──────── Supplied entries

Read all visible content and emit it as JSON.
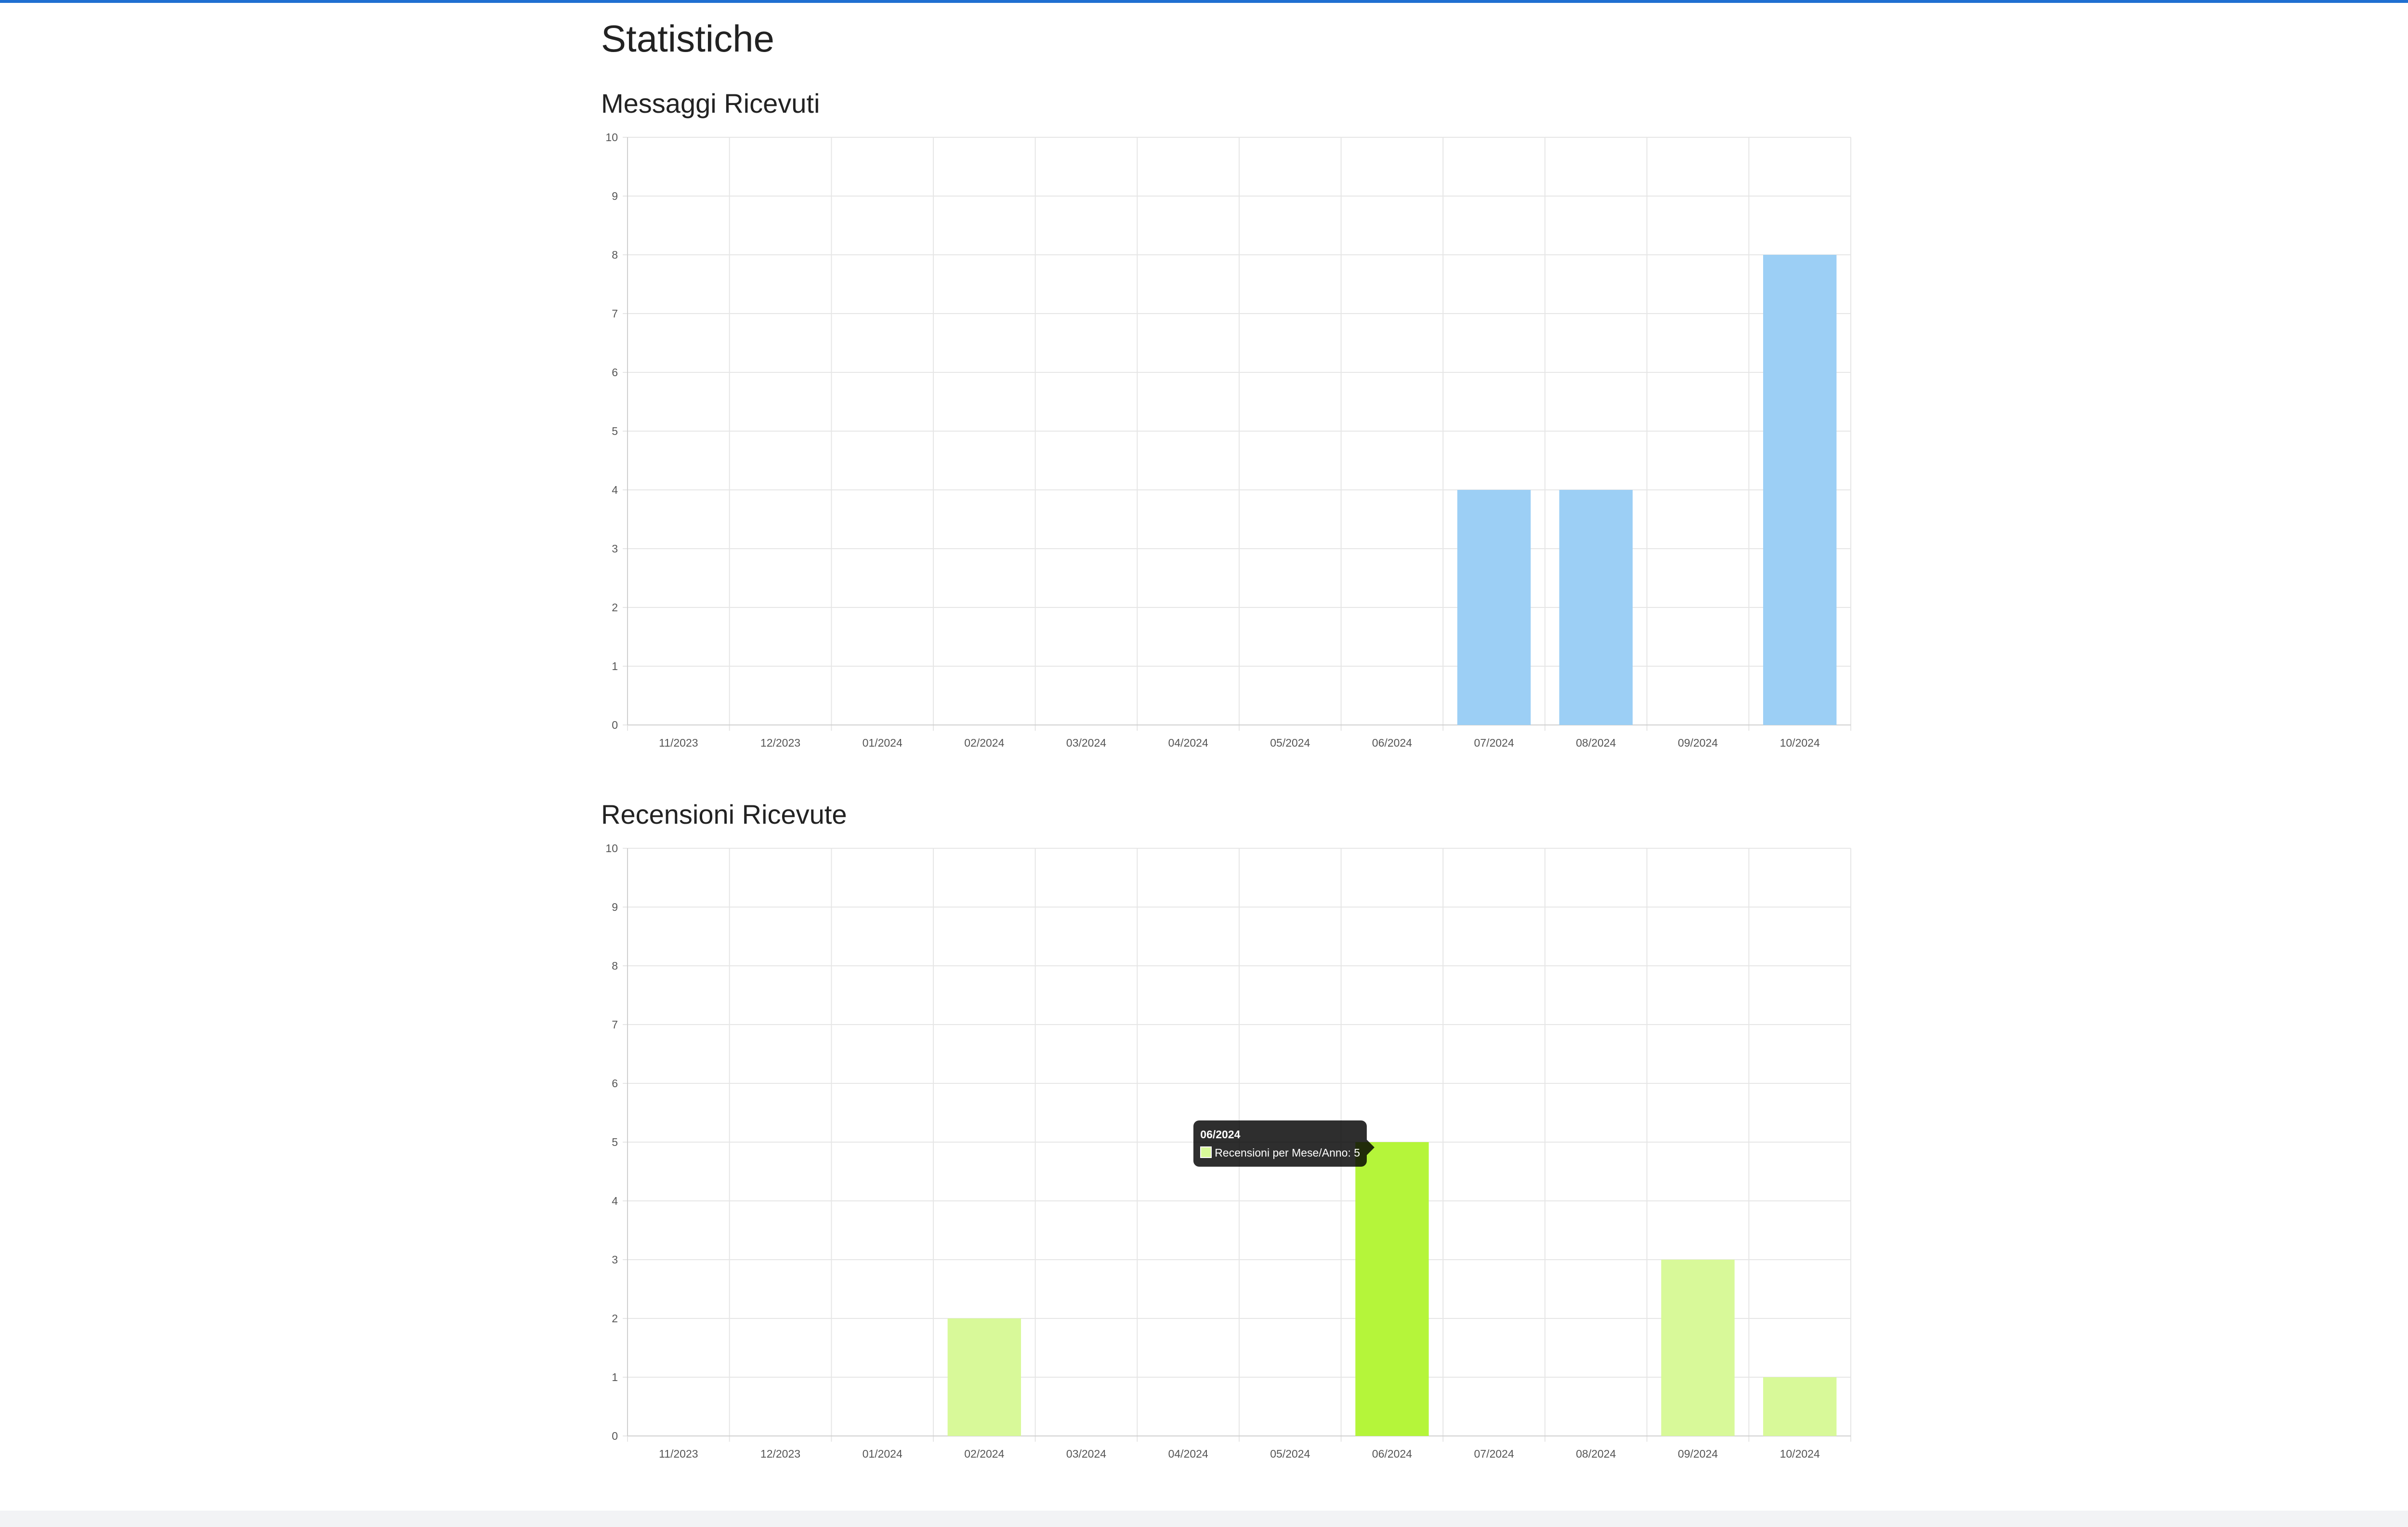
{
  "page": {
    "title": "Statistiche"
  },
  "colors": {
    "accent_top": "#1f6fd1",
    "messages_bar": "#9ccff5",
    "reviews_bar": "#d8f999",
    "reviews_bar_hover": "#b5f53a",
    "grid": "#e6e6e6"
  },
  "chart_data": [
    {
      "id": "messages",
      "type": "bar",
      "title": "Messaggi Ricevuti",
      "categories": [
        "11/2023",
        "12/2023",
        "01/2024",
        "02/2024",
        "03/2024",
        "04/2024",
        "05/2024",
        "06/2024",
        "07/2024",
        "08/2024",
        "09/2024",
        "10/2024"
      ],
      "values": [
        0,
        0,
        0,
        0,
        0,
        0,
        0,
        0,
        4,
        4,
        0,
        8
      ],
      "ylim": [
        0,
        10
      ],
      "yticks": [
        0,
        1,
        2,
        3,
        4,
        5,
        6,
        7,
        8,
        9,
        10
      ],
      "grid": true,
      "color": "#9ccff5"
    },
    {
      "id": "reviews",
      "type": "bar",
      "title": "Recensioni Ricevute",
      "categories": [
        "11/2023",
        "12/2023",
        "01/2024",
        "02/2024",
        "03/2024",
        "04/2024",
        "05/2024",
        "06/2024",
        "07/2024",
        "08/2024",
        "09/2024",
        "10/2024"
      ],
      "values": [
        0,
        0,
        0,
        2,
        0,
        0,
        0,
        5,
        0,
        0,
        3,
        1
      ],
      "ylim": [
        0,
        10
      ],
      "yticks": [
        0,
        1,
        2,
        3,
        4,
        5,
        6,
        7,
        8,
        9,
        10
      ],
      "grid": true,
      "color": "#d8f999",
      "highlight_color": "#b5f53a",
      "highlight_index": 7,
      "tooltip": {
        "title": "06/2024",
        "text": "Recensioni per Mese/Anno: 5"
      }
    }
  ]
}
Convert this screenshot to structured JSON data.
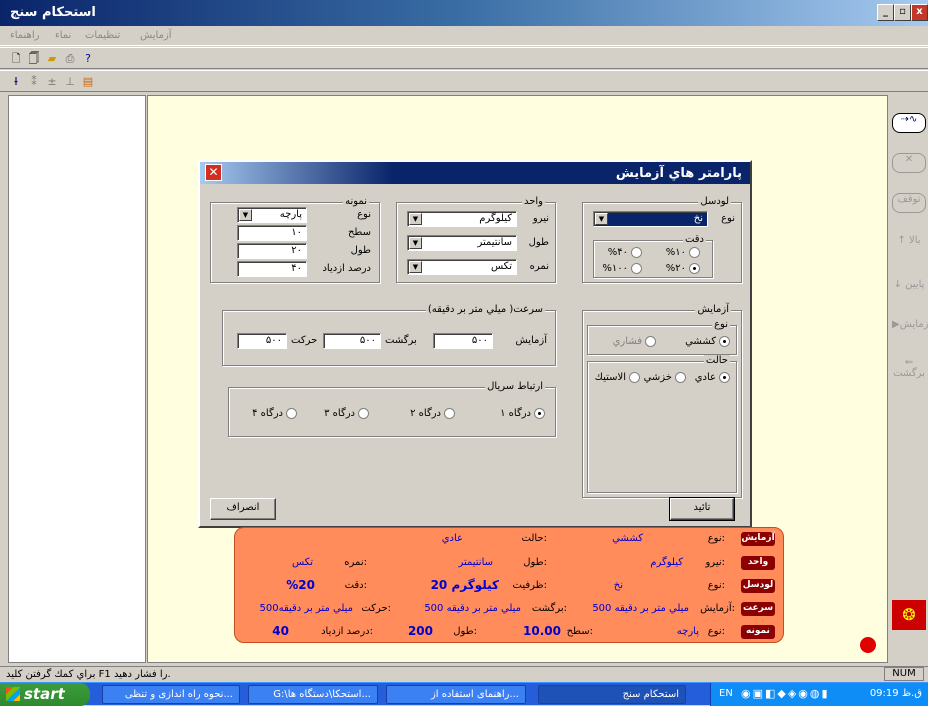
{
  "app": {
    "title": "استحکام سنج",
    "menu": [
      "راهنماء",
      "نماء",
      "تنظیمات",
      "آزمایش"
    ]
  },
  "window_buttons": {
    "min": "_",
    "max": "▫",
    "close": "x"
  },
  "right_toolbar": [
    "توقف",
    "بالا",
    "پایین",
    "آزمایش",
    "برگشت"
  ],
  "status": {
    "help": "براي کمك گرفتن کليد F1 را فشار دهيد.",
    "num": "NUM"
  },
  "taskbar": {
    "start": "start",
    "tasks": [
      "نحوه راه اندازی و تنظی...",
      "G:\\استحکا\\دستگاه ها...",
      "راهنمای استفاده از...",
      "استحکام سنج"
    ],
    "lang": "EN",
    "clock": "09:19 ق.ظ"
  },
  "dialog": {
    "title": "پارامتر هاي آزمايش",
    "loadcell": {
      "label": "لودسل",
      "type_label": "نوع",
      "type_value": "نخ",
      "accuracy_label": "دقت",
      "accuracy_options": [
        "%۱۰",
        "%۴۰",
        "%۲۰",
        "%۱۰۰"
      ],
      "accuracy_selected": "%۲۰"
    },
    "unit": {
      "label": "واحد",
      "force_label": "نيرو",
      "force_value": "کيلوگرم",
      "length_label": "طول",
      "length_value": "سانتيمتر",
      "count_label": "نمره",
      "count_value": "تکس"
    },
    "sample": {
      "label": "نمونه",
      "type_label": "نوع",
      "type_value": "پارچه",
      "surface_label": "سطح",
      "surface_value": "۱۰",
      "length_label": "طول",
      "length_value": "۲۰",
      "elong_label": "درصد ازدياد",
      "elong_value": "۴۰"
    },
    "speed": {
      "label": "سرعت( ميلي متر بر دقيقه)",
      "test_label": "آزمايش",
      "test_value": "۵۰۰",
      "return_label": "برگشت",
      "return_value": "۵۰۰",
      "move_label": "حرکت",
      "move_value": "۵۰۰"
    },
    "serial": {
      "label": "ارتباط سريال",
      "options": [
        "درگاه ۱",
        "درگاه ۲",
        "درگاه ۳",
        "درگاه ۴"
      ],
      "selected": "درگاه ۱"
    },
    "test": {
      "label": "آزمايش",
      "type_label": "نوع",
      "type_options": [
        "کششي",
        "فشاري"
      ],
      "type_selected": "کششي",
      "state_label": "حالت",
      "state_options": [
        "عادي",
        "خزشي",
        "الاستيك"
      ],
      "state_selected": "عادي"
    },
    "ok": "تائيد",
    "cancel": "انصراف"
  },
  "summary": {
    "rows": [
      {
        "tag": "آزمايش",
        "items": [
          [
            "نوع:",
            "كششي"
          ],
          [
            "حالت:",
            "عادي"
          ]
        ]
      },
      {
        "tag": "واحد",
        "items": [
          [
            "نيرو:",
            "كيلوگرم"
          ],
          [
            "طول:",
            "سانتيمتر"
          ],
          [
            "نمره:",
            "تكس"
          ]
        ]
      },
      {
        "tag": "لودسل",
        "items": [
          [
            "نوع:",
            "نخ"
          ],
          [
            "ظرفيت:",
            "20 كيلوگرم"
          ],
          [
            "دقت:",
            "%20"
          ]
        ]
      },
      {
        "tag": "سرعت",
        "items": [
          [
            "آزمايش:",
            "500 ميلي متر بر دقيقه"
          ],
          [
            "برگشت:",
            "500 ميلي متر بر دقيقه"
          ],
          [
            "حركت:",
            "500ميلي متر بر دقيقه"
          ]
        ]
      },
      {
        "tag": "نمونه",
        "items": [
          [
            "نوع:",
            "پارچه"
          ],
          [
            "سطح:",
            "10.00"
          ],
          [
            "طول:",
            "200"
          ],
          [
            "درصد ازدياد:",
            "40"
          ]
        ]
      }
    ]
  },
  "colors": {
    "canvas": "#ffffe0",
    "summary_bg": "#ff8c5a",
    "summary_tag": "#8b0000",
    "value": "#0000cc",
    "indicator": "#e00000"
  }
}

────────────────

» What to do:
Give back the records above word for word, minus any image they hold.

» Solution for this exercise:
Read all visible content and emit it as JSON.
{
  "page": {
    "title": "Statistiche"
  },
  "colors": {
    "accent_top": "#1f6fd1",
    "messages_bar": "#9ccff5",
    "reviews_bar": "#d8f999",
    "reviews_bar_hover": "#b5f53a",
    "grid": "#e6e6e6"
  },
  "chart_data": [
    {
      "id": "messages",
      "type": "bar",
      "title": "Messaggi Ricevuti",
      "categories": [
        "11/2023",
        "12/2023",
        "01/2024",
        "02/2024",
        "03/2024",
        "04/2024",
        "05/2024",
        "06/2024",
        "07/2024",
        "08/2024",
        "09/2024",
        "10/2024"
      ],
      "values": [
        0,
        0,
        0,
        0,
        0,
        0,
        0,
        0,
        4,
        4,
        0,
        8
      ],
      "ylim": [
        0,
        10
      ],
      "yticks": [
        0,
        1,
        2,
        3,
        4,
        5,
        6,
        7,
        8,
        9,
        10
      ],
      "grid": true,
      "color": "#9ccff5"
    },
    {
      "id": "reviews",
      "type": "bar",
      "title": "Recensioni Ricevute",
      "categories": [
        "11/2023",
        "12/2023",
        "01/2024",
        "02/2024",
        "03/2024",
        "04/2024",
        "05/2024",
        "06/2024",
        "07/2024",
        "08/2024",
        "09/2024",
        "10/2024"
      ],
      "values": [
        0,
        0,
        0,
        2,
        0,
        0,
        0,
        5,
        0,
        0,
        3,
        1
      ],
      "ylim": [
        0,
        10
      ],
      "yticks": [
        0,
        1,
        2,
        3,
        4,
        5,
        6,
        7,
        8,
        9,
        10
      ],
      "grid": true,
      "color": "#d8f999",
      "highlight_color": "#b5f53a",
      "highlight_index": 7,
      "tooltip": {
        "title": "06/2024",
        "text": "Recensioni per Mese/Anno: 5"
      }
    }
  ]
}
Convert this screenshot to structured JSON data.
{
  "app": {
    "title": "استحکام سنج",
    "menu": [
      "راهنماء",
      "نماء",
      "تنظیمات",
      "آزمایش"
    ]
  },
  "window_buttons": {
    "min": "_",
    "max": "▫",
    "close": "x"
  },
  "right_toolbar": [
    "توقف",
    "بالا",
    "پایین",
    "آزمایش",
    "برگشت"
  ],
  "status": {
    "help": "براي کمك گرفتن کليد F1 را فشار دهيد.",
    "num": "NUM"
  },
  "taskbar": {
    "start": "start",
    "tasks": [
      "نحوه راه اندازی و تنظی...",
      "G:\\استحکا\\دستگاه ها...",
      "راهنمای استفاده از...",
      "استحکام سنج"
    ],
    "lang": "EN",
    "clock": "09:19 ق.ظ"
  },
  "dialog": {
    "title": "پارامتر هاي آزمايش",
    "loadcell": {
      "label": "لودسل",
      "type_label": "نوع",
      "type_value": "نخ",
      "accuracy_label": "دقت",
      "accuracy_options": [
        "%۱۰",
        "%۴۰",
        "%۲۰",
        "%۱۰۰"
      ],
      "accuracy_selected": "%۲۰"
    },
    "unit": {
      "label": "واحد",
      "force_label": "نيرو",
      "force_value": "کيلوگرم",
      "length_label": "طول",
      "length_value": "سانتيمتر",
      "count_label": "نمره",
      "count_value": "تکس"
    },
    "sample": {
      "label": "نمونه",
      "type_label": "نوع",
      "type_value": "پارچه",
      "surface_label": "سطح",
      "surface_value": "۱۰",
      "length_label": "طول",
      "length_value": "۲۰",
      "elong_label": "درصد ازدياد",
      "elong_value": "۴۰"
    },
    "speed": {
      "label": "سرعت( ميلي متر بر دقيقه)",
      "test_label": "آزمايش",
      "test_value": "۵۰۰",
      "return_label": "برگشت",
      "return_value": "۵۰۰",
      "move_label": "حرکت",
      "move_value": "۵۰۰"
    },
    "serial": {
      "label": "ارتباط سريال",
      "options": [
        "درگاه ۱",
        "درگاه ۲",
        "درگاه ۳",
        "درگاه ۴"
      ],
      "selected": "درگاه ۱"
    },
    "test": {
      "label": "آزمايش",
      "type_label": "نوع",
      "type_options": [
        "کششي",
        "فشاري"
      ],
      "type_selected": "کششي",
      "state_label": "حالت",
      "state_options": [
        "عادي",
        "خزشي",
        "الاستيك"
      ],
      "state_selected": "عادي"
    },
    "ok": "تائيد",
    "cancel": "انصراف"
  },
  "summary": {
    "rows": [
      {
        "tag": "آزمايش",
        "items": [
          [
            "نوع:",
            "كششي"
          ],
          [
            "حالت:",
            "عادي"
          ]
        ]
      },
      {
        "tag": "واحد",
        "items": [
          [
            "نيرو:",
            "كيلوگرم"
          ],
          [
            "طول:",
            "سانتيمتر"
          ],
          [
            "نمره:",
            "تكس"
          ]
        ]
      },
      {
        "tag": "لودسل",
        "items": [
          [
            "نوع:",
            "نخ"
          ],
          [
            "ظرفيت:",
            "20 كيلوگرم"
          ],
          [
            "دقت:",
            "%20"
          ]
        ]
      },
      {
        "tag": "سرعت",
        "items": [
          [
            "آزمايش:",
            "500 ميلي متر بر دقيقه"
          ],
          [
            "برگشت:",
            "500 ميلي متر بر دقيقه"
          ],
          [
            "حركت:",
            "500ميلي متر بر دقيقه"
          ]
        ]
      },
      {
        "tag": "نمونه",
        "items": [
          [
            "نوع:",
            "پارچه"
          ],
          [
            "سطح:",
            "10.00"
          ],
          [
            "طول:",
            "200"
          ],
          [
            "درصد ازدياد:",
            "40"
          ]
        ]
      }
    ]
  },
  "colors": {
    "canvas": "#ffffe0",
    "summary_bg": "#ff8c5a",
    "summary_tag": "#8b0000",
    "value": "#0000cc",
    "indicator": "#e00000"
  }
}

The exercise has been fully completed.